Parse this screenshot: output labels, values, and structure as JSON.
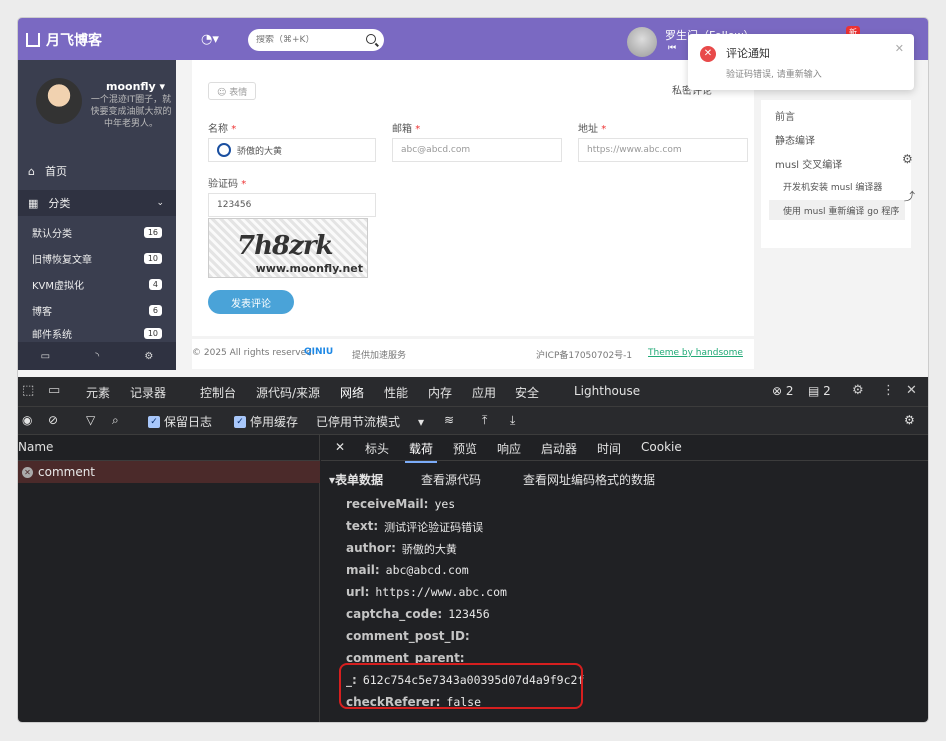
{
  "site": {
    "title": "月飞博客",
    "search_placeholder": "搜索（⌘+K）",
    "user_name": "罗生门（Follow）",
    "user_sub": "⏮",
    "new_badge": "新"
  },
  "sidebar": {
    "profile_name": "moonfly ▾",
    "profile_desc": "一个混迹IT圈子，就快要变成油腻大叔的中年老男人。",
    "home_label": "首页",
    "category_label": "分类",
    "categories": [
      {
        "name": "默认分类",
        "count": "16"
      },
      {
        "name": "旧博恢复文章",
        "count": "10"
      },
      {
        "name": "KVM虚拟化",
        "count": "4"
      },
      {
        "name": "博客",
        "count": "6"
      },
      {
        "name": "邮件系统",
        "count": "10"
      }
    ],
    "bottom_icons": [
      "comment-icon",
      "rss-icon",
      "gear-icon"
    ]
  },
  "form": {
    "emoji_label": "☺ 表情",
    "private_label": "私密评论",
    "name_label": "名称",
    "email_label": "邮箱",
    "url_label": "地址",
    "required_mark": "*",
    "name_value": "骄傲的大黄",
    "email_placeholder": "abc@abcd.com",
    "url_placeholder": "https://www.abc.com",
    "captcha_label": "验证码",
    "captcha_value": "123456",
    "captcha_code": "7h8zrk",
    "captcha_site": "www.moonfly.net",
    "submit_label": "发表评论"
  },
  "footer": {
    "copyright": "© 2025 All rights reserved.",
    "qiniu": "QINIU",
    "cdn_text": "提供加速服务",
    "icp": "沪ICP备17050702号-1",
    "theme": "Theme by handsome"
  },
  "right_panel": {
    "items": [
      "前言",
      "静态编译",
      "musl 交叉编译"
    ],
    "subitems": [
      "开发机安装 musl 编译器",
      "使用 musl 重新编译 go 程序"
    ]
  },
  "notification": {
    "title": "评论通知",
    "message": "验证码错误, 请重新输入"
  },
  "devtools": {
    "tabs": [
      "元素",
      "记录器",
      "控制台",
      "源代码/来源",
      "网络",
      "性能",
      "内存",
      "应用",
      "安全",
      "Lighthouse"
    ],
    "active_tab": "网络",
    "error_count": "2",
    "message_count": "2",
    "toolbar": {
      "preserve_log": "保留日志",
      "disable_cache": "停用缓存",
      "throttling": "已停用节流模式"
    },
    "request_list_header": "Name",
    "request_name": "comment",
    "detail_tabs": [
      "标头",
      "载荷",
      "预览",
      "响应",
      "启动器",
      "时间",
      "Cookie"
    ],
    "active_detail_tab": "载荷",
    "section_title": "▾表单数据",
    "view_source": "查看源代码",
    "view_url_encoded": "查看网址编码格式的数据",
    "payload": [
      {
        "key": "receiveMail:",
        "value": "yes"
      },
      {
        "key": "text:",
        "value": "测试评论验证码错误"
      },
      {
        "key": "author:",
        "value": "骄傲的大黄"
      },
      {
        "key": "mail:",
        "value": "abc@abcd.com"
      },
      {
        "key": "url:",
        "value": "https://www.abc.com"
      },
      {
        "key": "captcha_code:",
        "value": "123456"
      },
      {
        "key": "comment_post_ID:",
        "value": ""
      },
      {
        "key": "comment_parent:",
        "value": ""
      },
      {
        "key": "_:",
        "value": "612c754c5e7343a00395d07d4a9f9c2f"
      },
      {
        "key": "checkReferer:",
        "value": "false"
      }
    ]
  },
  "colors": {
    "topbar": "#7a69c2",
    "sidebar": "#3a3e4f",
    "submit": "#4aa3d8",
    "error": "#e84a4a",
    "highlight_box": "#d61f1f"
  }
}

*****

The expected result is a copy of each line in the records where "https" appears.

Solved problem:
    "url_placeholder": "https://www.abc.com",
        "value": "https://www.abc.com"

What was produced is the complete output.